◆ WHAT IS EXPECTED
What lines of the data include the string "full"? Copy them all.
::::::
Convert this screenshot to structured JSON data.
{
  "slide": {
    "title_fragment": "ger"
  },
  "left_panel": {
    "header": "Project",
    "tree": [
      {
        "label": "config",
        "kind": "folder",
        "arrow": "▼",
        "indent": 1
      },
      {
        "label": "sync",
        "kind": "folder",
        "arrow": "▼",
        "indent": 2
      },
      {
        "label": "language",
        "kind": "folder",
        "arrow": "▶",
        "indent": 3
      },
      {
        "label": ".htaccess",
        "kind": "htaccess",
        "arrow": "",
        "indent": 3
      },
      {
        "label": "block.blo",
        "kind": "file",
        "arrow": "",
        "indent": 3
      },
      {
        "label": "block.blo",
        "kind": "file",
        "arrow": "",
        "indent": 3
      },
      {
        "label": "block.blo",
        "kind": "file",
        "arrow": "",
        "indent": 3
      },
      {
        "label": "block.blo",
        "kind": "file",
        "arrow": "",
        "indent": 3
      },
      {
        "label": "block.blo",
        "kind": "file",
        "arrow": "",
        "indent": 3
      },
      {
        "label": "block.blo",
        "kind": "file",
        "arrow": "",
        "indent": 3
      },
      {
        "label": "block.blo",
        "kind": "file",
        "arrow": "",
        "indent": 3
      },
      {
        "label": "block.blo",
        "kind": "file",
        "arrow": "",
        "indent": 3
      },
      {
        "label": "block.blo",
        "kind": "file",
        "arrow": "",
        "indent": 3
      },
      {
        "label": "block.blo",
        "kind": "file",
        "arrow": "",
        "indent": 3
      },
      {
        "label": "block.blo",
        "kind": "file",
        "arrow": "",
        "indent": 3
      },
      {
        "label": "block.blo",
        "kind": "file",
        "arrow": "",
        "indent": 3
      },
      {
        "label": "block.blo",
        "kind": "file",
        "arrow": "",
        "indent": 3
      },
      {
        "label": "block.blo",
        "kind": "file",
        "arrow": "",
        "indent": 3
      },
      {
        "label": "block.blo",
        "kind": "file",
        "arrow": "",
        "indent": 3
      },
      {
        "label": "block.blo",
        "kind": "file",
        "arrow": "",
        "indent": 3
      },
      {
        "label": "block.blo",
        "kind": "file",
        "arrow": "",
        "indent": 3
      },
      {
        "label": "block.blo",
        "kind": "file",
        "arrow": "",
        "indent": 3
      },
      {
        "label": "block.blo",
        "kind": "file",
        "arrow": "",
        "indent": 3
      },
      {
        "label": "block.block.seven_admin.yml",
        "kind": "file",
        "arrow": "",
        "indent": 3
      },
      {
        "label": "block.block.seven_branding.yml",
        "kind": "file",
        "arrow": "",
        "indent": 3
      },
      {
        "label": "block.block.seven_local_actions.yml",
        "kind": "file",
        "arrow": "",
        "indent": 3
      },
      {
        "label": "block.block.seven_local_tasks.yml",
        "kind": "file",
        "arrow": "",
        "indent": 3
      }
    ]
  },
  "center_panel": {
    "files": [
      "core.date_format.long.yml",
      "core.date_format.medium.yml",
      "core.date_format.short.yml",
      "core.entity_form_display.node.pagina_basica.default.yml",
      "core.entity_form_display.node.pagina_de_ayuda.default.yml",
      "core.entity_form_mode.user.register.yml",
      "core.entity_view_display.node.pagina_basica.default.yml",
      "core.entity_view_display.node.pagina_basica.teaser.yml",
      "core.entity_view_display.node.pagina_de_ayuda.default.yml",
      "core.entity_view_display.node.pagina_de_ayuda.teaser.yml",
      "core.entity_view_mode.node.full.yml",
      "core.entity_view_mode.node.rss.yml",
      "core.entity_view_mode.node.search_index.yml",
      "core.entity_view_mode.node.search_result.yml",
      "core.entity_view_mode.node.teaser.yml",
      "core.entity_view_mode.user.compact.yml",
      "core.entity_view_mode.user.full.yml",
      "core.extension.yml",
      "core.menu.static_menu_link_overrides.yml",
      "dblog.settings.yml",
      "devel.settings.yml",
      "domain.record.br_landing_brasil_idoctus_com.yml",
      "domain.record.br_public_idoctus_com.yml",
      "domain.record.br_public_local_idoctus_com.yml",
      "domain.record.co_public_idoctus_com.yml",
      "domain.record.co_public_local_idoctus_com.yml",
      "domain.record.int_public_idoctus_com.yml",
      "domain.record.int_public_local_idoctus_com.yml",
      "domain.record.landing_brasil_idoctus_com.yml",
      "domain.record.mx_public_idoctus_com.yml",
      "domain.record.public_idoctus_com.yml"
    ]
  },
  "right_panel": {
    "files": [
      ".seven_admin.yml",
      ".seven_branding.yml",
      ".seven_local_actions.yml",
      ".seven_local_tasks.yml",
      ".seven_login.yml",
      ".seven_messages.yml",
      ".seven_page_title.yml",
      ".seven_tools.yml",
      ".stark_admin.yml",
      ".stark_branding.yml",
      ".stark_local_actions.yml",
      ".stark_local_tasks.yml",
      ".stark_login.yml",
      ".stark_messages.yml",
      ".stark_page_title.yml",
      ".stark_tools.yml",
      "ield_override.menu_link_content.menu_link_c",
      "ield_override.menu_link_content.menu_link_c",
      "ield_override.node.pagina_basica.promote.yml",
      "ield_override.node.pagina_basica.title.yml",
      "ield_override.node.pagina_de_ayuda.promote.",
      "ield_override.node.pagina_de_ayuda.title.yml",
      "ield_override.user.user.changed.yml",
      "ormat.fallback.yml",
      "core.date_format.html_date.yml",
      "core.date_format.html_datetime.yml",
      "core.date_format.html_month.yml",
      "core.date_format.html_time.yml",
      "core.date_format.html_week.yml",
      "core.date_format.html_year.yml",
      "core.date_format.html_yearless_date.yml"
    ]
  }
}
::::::
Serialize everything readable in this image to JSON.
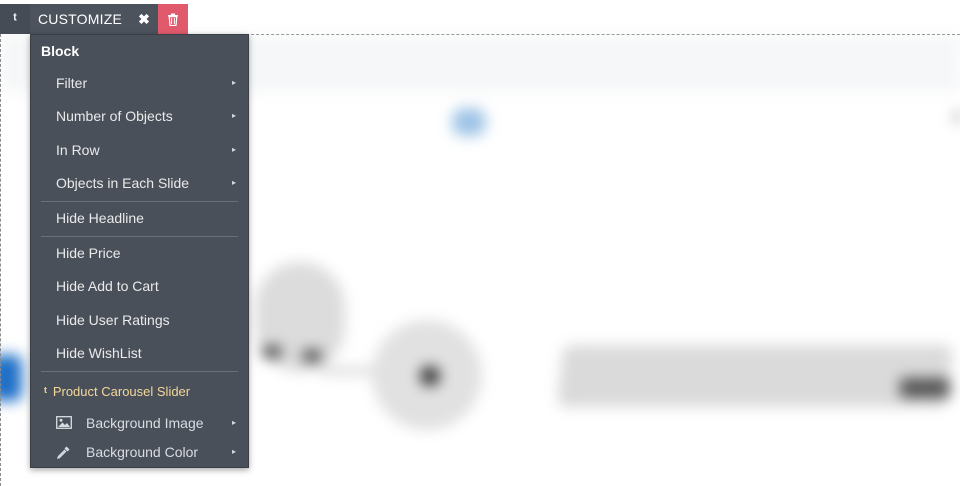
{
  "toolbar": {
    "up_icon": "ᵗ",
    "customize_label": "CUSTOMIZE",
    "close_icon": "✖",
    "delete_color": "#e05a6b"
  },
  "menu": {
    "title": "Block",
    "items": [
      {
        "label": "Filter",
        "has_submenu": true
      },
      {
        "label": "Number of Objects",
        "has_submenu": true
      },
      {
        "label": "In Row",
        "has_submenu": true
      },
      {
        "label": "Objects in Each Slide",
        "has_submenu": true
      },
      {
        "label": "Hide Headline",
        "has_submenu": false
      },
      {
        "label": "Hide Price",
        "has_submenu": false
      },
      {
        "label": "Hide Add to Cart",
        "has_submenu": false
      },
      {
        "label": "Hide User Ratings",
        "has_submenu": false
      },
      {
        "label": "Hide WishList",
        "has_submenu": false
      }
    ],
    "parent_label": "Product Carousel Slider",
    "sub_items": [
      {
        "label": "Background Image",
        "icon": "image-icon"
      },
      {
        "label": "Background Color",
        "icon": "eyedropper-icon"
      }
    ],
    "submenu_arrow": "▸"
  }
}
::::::
◆ ANSWER TO THIS EXERCISE
      "core.entity_view_mode.node.full.yml",
      "core.entity_view_mode.user.full.yml",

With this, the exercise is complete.